Ruby’s whirlwind SMMW 2023 trip is back with Part 2, diving into Pat Flynn’s thumbnail wisdom.
Whether you’re a YouTuber, a blogger, or a content creator of any kind, your thumbnail serves as the first impression for potential viewers. It’s the appetiser to your main course – your video, article, or piece of content. It should tell a story and must not be misleading so that people are more likely to click and stick through the whole video.
So ask yourself this: Does your thumbnail pass the vibe check?
There are three main requirements to be click-worthy. It needs to be:
- Visually interesting
- Inform through storytelling
- Bold and eye-catching
Pat Flynn‘s keynote on “Captivating an audience with long-form content” stood out as a game-changer. He emphasised three critical rules to achieve pitch-perfect thumbnails: simplicity, the rule of thirds, and recognising what’s at stake.
1. Do Not Over Design
In a world where simplicity reigns supreme, it is crucial not to overwhelm your audience with messy-looking thumbnails. Elaborate and cluttered layout can be visually noisy and can turn away your potential viewers from clicking in.
Remember, your goal is to capture attention at first glance, and simplicity often is the best option to achieve this treatment. A clean and straightforward not only saves your audience time but also makes sure that your message is clear and concise.
2. Follow the Rule of Thirds
Photographers and designers have long employed the rule of thirds to know the sweet spots of the layout.
The idea is to divide your design into three equally horizontal and vertical sections which creates a 3 x 3 grid – kind of like the opening title card for The Brady Bunch. By bringing the main subject to the centre, it stands out more than objects that are further away and will receive less attention.

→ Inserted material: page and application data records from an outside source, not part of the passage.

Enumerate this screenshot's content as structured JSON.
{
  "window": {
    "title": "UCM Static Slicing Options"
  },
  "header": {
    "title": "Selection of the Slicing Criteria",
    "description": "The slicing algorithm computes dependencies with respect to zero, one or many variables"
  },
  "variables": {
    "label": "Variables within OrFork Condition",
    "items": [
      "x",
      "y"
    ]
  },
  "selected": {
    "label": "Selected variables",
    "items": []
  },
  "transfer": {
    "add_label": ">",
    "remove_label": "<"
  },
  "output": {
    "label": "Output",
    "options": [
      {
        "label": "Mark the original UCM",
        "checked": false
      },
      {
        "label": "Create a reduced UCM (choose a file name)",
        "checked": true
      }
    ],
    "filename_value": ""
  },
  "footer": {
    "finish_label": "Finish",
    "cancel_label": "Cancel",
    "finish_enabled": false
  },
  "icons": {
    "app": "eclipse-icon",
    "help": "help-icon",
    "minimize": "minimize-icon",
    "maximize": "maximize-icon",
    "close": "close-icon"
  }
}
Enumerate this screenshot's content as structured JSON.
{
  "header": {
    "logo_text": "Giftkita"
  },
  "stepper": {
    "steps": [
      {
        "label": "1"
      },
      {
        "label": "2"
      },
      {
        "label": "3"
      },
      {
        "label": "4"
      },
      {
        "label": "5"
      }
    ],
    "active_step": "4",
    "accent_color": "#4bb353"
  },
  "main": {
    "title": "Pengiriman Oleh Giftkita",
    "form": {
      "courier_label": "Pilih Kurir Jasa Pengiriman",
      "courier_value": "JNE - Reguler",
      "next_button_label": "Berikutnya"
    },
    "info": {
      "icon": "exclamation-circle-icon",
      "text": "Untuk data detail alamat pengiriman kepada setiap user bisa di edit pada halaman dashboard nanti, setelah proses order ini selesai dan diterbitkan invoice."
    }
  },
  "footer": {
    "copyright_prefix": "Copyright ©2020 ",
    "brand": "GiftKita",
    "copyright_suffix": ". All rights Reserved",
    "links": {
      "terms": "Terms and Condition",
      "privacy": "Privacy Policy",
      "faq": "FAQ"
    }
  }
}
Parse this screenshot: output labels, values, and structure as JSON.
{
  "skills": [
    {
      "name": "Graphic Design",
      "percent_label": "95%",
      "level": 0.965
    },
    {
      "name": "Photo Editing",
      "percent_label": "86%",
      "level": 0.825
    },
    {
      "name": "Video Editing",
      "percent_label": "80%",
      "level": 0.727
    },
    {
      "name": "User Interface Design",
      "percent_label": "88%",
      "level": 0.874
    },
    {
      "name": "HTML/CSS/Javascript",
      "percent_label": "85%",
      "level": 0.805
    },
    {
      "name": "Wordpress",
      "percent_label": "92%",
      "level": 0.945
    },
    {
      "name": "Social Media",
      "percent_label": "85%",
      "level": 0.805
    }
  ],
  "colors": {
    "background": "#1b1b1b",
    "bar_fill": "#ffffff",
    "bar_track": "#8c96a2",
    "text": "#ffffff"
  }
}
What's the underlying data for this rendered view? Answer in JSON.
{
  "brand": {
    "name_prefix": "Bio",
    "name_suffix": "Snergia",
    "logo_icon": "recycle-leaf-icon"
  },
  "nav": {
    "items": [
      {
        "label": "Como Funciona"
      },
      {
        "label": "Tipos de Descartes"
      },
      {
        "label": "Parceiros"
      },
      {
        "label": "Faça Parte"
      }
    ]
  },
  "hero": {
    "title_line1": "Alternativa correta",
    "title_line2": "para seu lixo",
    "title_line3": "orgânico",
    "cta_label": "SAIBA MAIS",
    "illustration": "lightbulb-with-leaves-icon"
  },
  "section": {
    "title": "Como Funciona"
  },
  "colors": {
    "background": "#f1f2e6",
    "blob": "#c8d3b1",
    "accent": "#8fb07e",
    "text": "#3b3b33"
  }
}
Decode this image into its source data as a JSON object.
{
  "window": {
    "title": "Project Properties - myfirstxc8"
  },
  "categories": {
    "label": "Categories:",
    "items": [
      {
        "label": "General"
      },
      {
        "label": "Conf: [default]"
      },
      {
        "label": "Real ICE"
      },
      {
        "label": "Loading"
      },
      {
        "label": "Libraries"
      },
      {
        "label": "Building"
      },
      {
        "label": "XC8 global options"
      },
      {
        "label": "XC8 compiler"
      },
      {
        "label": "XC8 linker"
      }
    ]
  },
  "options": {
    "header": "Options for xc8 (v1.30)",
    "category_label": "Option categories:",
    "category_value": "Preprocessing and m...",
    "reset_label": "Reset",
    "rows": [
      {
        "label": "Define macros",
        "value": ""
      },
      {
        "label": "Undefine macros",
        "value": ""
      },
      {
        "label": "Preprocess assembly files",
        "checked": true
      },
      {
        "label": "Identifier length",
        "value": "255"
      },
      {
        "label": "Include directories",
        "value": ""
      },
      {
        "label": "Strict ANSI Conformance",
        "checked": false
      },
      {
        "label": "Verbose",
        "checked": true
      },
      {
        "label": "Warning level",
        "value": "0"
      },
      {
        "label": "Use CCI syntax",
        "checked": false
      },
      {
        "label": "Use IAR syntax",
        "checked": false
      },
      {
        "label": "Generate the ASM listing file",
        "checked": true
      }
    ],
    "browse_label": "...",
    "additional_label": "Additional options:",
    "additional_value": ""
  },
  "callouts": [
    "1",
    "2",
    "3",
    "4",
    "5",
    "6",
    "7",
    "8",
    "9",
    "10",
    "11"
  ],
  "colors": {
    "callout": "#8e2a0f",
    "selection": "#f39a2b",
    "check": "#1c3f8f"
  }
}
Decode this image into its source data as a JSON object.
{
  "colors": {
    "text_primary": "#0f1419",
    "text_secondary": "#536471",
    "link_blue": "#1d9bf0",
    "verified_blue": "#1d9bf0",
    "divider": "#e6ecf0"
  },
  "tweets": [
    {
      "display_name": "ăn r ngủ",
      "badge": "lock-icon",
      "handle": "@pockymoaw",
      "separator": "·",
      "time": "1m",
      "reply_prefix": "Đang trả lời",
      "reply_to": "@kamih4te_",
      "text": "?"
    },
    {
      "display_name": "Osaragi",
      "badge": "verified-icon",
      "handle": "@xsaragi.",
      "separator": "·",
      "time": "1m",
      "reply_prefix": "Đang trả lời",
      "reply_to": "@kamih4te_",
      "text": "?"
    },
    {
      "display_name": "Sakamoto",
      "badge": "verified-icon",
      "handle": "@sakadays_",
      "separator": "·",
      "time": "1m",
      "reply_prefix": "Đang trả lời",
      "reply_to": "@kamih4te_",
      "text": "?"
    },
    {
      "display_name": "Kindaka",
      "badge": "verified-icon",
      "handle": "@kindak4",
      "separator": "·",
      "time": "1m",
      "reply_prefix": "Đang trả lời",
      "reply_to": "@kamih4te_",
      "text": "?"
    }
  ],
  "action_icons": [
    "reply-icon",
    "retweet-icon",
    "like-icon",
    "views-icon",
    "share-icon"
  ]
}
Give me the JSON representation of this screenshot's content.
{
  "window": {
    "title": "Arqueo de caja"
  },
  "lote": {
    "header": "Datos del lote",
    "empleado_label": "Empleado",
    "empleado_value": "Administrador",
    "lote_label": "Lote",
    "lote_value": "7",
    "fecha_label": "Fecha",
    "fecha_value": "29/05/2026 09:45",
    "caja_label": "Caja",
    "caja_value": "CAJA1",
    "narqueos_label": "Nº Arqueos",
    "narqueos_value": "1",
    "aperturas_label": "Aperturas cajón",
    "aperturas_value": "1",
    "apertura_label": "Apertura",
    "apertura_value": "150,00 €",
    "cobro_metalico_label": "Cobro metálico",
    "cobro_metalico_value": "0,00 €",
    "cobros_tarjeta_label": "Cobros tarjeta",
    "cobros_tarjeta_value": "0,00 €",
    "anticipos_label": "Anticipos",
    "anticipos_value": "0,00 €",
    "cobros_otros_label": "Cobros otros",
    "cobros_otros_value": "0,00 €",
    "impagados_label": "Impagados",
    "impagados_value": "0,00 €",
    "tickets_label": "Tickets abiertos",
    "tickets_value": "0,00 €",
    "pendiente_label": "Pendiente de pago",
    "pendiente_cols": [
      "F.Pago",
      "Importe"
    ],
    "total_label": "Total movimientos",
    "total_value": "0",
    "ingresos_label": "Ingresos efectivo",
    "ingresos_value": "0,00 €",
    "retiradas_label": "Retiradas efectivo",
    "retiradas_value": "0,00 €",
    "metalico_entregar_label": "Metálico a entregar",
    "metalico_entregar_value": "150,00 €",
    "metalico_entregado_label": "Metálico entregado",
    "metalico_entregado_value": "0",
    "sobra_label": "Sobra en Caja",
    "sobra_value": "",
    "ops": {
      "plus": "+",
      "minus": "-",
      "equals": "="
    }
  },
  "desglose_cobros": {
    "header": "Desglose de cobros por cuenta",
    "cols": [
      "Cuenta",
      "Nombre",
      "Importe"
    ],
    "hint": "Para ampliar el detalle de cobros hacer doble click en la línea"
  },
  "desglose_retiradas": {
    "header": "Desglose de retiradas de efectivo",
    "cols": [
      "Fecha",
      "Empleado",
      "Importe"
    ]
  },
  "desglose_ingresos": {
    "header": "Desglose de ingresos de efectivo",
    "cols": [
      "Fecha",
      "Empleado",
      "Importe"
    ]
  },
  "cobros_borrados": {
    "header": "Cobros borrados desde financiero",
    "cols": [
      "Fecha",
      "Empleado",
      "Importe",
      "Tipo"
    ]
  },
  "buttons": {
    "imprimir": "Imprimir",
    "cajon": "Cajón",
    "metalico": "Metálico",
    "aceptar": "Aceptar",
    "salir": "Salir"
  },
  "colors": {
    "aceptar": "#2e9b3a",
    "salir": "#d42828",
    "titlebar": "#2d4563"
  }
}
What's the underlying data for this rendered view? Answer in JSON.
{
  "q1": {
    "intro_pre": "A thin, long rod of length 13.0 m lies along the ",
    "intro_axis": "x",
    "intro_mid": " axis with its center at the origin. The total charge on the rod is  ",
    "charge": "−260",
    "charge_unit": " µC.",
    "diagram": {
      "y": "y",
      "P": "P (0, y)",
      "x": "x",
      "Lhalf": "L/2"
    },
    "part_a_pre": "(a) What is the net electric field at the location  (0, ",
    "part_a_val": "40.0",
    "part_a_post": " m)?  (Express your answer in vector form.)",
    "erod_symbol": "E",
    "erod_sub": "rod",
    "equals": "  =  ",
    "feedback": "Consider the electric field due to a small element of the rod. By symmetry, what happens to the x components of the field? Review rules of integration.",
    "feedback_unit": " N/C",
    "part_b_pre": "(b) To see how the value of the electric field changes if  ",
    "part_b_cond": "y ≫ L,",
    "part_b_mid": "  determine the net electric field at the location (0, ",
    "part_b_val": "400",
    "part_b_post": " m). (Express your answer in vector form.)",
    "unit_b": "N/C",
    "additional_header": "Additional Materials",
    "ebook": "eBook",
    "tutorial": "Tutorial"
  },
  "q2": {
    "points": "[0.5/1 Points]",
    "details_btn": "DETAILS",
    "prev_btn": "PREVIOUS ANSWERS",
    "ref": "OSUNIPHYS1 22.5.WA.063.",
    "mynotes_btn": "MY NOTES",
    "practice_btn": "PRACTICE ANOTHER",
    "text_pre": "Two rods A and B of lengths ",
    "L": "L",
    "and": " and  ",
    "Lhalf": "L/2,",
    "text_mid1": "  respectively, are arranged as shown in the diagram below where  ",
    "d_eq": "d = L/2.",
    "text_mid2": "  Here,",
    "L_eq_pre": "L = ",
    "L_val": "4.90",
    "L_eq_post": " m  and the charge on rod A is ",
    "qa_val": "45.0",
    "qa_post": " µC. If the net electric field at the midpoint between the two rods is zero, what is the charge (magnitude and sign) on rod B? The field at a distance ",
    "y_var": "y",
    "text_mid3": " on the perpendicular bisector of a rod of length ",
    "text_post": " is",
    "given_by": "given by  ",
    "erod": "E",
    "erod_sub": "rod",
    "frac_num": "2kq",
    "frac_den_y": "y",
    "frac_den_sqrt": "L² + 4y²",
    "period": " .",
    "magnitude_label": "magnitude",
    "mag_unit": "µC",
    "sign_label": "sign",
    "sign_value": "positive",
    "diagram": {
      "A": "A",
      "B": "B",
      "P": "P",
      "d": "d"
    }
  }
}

For YouTube thumbnails, it’s recommended that the main subject fills up two-thirds of the frame. This approach will immediately grabs the audience’s attention at first glance and encourages them to click.
3. What’s at stake?
People generally have a low tolerance for long, exhaustive chatter. The key to is to add some entertainment to grab people’s attention in a distracted world.
Think of it as a sneak peek into the most exciting part of your content. Just as Pat Flynn highlighted in his keynote presentation, by shifting the most engaging part of his Pokémon Cards challenge video to the front, he saw a 54% increase in retention compared to the typical drop-off after 30 seconds. This example illustrates the importance of piquing viewers’ interest right from the thumbnail.
YouTube now offers creators easy access to “Typical Audience Retention” data, available in YouTube Studio under analytics. This data provides valuable insights into the effectiveness of your content.
By analysing audience retention, you can draw significant conclusions:
- Engagement: You can gauge whether your video captures viewers’ interest. If you notice a sharp drop in retention after the first 30 seconds, it may suggest your title or thumbnail is misleading or that you’ve prematurely revealed the main point. To address this, maintain engagement throughout and save the key message for the end.
- Video Length: If your audience steadily declines before the post-roll, it’s a sign that your video might be too long. Consider splitting it into a two-part series to keep viewers engaged and coming back for more.
The competition for attention is fierce. To win clicks and watch times, you need strong captivating titles and visually stunning thumbnails. Consider this: AI tools doesn’t just serve as an aid but are essential partners for your creative journey. By embracing this AI advantage, you can capture new audiences and thrive in any platform.
We’re not done yet! Part 3 is coming up, and it’s all about cracking the code to stand out on LinkedIn.
Missed Part 1? Read it here.